**PROVIDED ENTRIES**:
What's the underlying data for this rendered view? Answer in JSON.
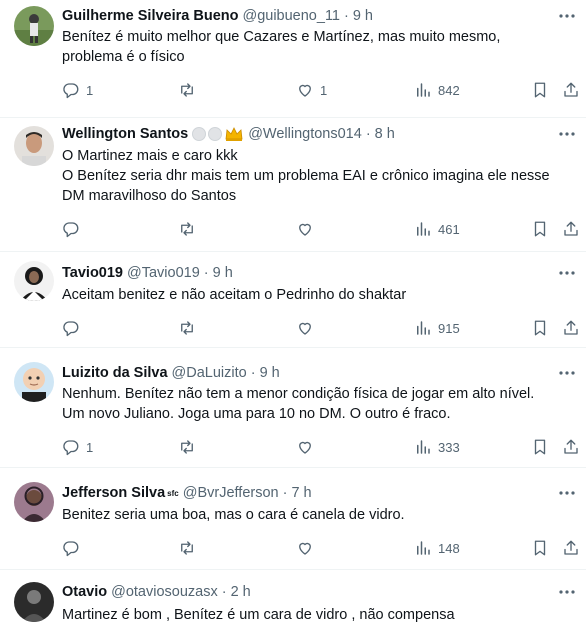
{
  "tweets": [
    {
      "name": "Guilherme Silveira Bueno",
      "handle": "@guibueno_11",
      "time": "9 h",
      "lines": [
        "Benítez é muito melhor que Cazares e Martínez, mas muito mesmo,",
        "problema é o físico"
      ],
      "replies": "1",
      "retweets": "",
      "likes": "1",
      "views": "842"
    },
    {
      "name": "Wellington Santos",
      "handle": "@Wellingtons014",
      "time": "8 h",
      "lines": [
        "O Martinez mais e caro kkk",
        "O Benítez seria dhr mais tem um problema EAI e crônico imagina ele nesse",
        "DM maravilhoso do Santos"
      ],
      "replies": "",
      "retweets": "",
      "likes": "",
      "views": "461"
    },
    {
      "name": "Tavio019",
      "handle": "@Tavio019",
      "time": "9 h",
      "lines": [
        "Aceitam benitez e não aceitam o Pedrinho do shaktar"
      ],
      "replies": "",
      "retweets": "",
      "likes": "",
      "views": "915"
    },
    {
      "name": "Luizito da Silva",
      "handle": "@DaLuizito",
      "time": "9 h",
      "lines": [
        "Nenhum. Benítez não tem a menor condição física de jogar em alto nível.",
        "Um novo Juliano. Joga uma para 10 no DM. O outro é fraco."
      ],
      "replies": "1",
      "retweets": "",
      "likes": "",
      "views": "333"
    },
    {
      "name": "Jefferson Silva",
      "name_suffix": "sfc",
      "handle": "@BvrJefferson",
      "time": "7 h",
      "lines": [
        "Benitez seria uma boa, mas o cara é canela de vidro."
      ],
      "replies": "",
      "retweets": "",
      "likes": "",
      "views": "148"
    },
    {
      "name": "Otavio",
      "handle": "@otaviosouzasx",
      "time": "2 h",
      "lines": [
        "Martinez é bom , Benítez é um cara de vidro , não compensa"
      ]
    }
  ],
  "separator": "·",
  "icons": {
    "reply": "reply-icon",
    "retweet": "retweet-icon",
    "like": "heart-icon",
    "views": "views-chart-icon",
    "bookmark": "bookmark-icon",
    "share": "share-icon",
    "more": "more-options-icon"
  },
  "colors": {
    "text": "#0f1419",
    "secondary": "#536471",
    "divider": "#eff3f4",
    "badge_gold": "#f4b400"
  }
}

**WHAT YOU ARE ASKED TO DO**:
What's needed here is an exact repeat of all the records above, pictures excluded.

**TASK SOLUTION**:
What's the underlying data for this rendered view? Answer in JSON.
{
  "tweets": [
    {
      "name": "Guilherme Silveira Bueno",
      "handle": "@guibueno_11",
      "time": "9 h",
      "lines": [
        "Benítez é muito melhor que Cazares e Martínez, mas muito mesmo,",
        "problema é o físico"
      ],
      "replies": "1",
      "retweets": "",
      "likes": "1",
      "views": "842"
    },
    {
      "name": "Wellington Santos",
      "handle": "@Wellingtons014",
      "time": "8 h",
      "lines": [
        "O Martinez mais e caro kkk",
        "O Benítez seria dhr mais tem um problema EAI e crônico imagina ele nesse",
        "DM maravilhoso do Santos"
      ],
      "replies": "",
      "retweets": "",
      "likes": "",
      "views": "461"
    },
    {
      "name": "Tavio019",
      "handle": "@Tavio019",
      "time": "9 h",
      "lines": [
        "Aceitam benitez e não aceitam o Pedrinho do shaktar"
      ],
      "replies": "",
      "retweets": "",
      "likes": "",
      "views": "915"
    },
    {
      "name": "Luizito da Silva",
      "handle": "@DaLuizito",
      "time": "9 h",
      "lines": [
        "Nenhum. Benítez não tem a menor condição física de jogar em alto nível.",
        "Um novo Juliano. Joga uma para 10 no DM. O outro é fraco."
      ],
      "replies": "1",
      "retweets": "",
      "likes": "",
      "views": "333"
    },
    {
      "name": "Jefferson Silva",
      "name_suffix": "sfc",
      "handle": "@BvrJefferson",
      "time": "7 h",
      "lines": [
        "Benitez seria uma boa, mas o cara é canela de vidro."
      ],
      "replies": "",
      "retweets": "",
      "likes": "",
      "views": "148"
    },
    {
      "name": "Otavio",
      "handle": "@otaviosouzasx",
      "time": "2 h",
      "lines": [
        "Martinez é bom , Benítez é um cara de vidro , não compensa"
      ]
    }
  ],
  "separator": "·",
  "icons": {
    "reply": "reply-icon",
    "retweet": "retweet-icon",
    "like": "heart-icon",
    "views": "views-chart-icon",
    "bookmark": "bookmark-icon",
    "share": "share-icon",
    "more": "more-options-icon"
  },
  "colors": {
    "text": "#0f1419",
    "secondary": "#536471",
    "divider": "#eff3f4",
    "badge_gold": "#f4b400"
  }
}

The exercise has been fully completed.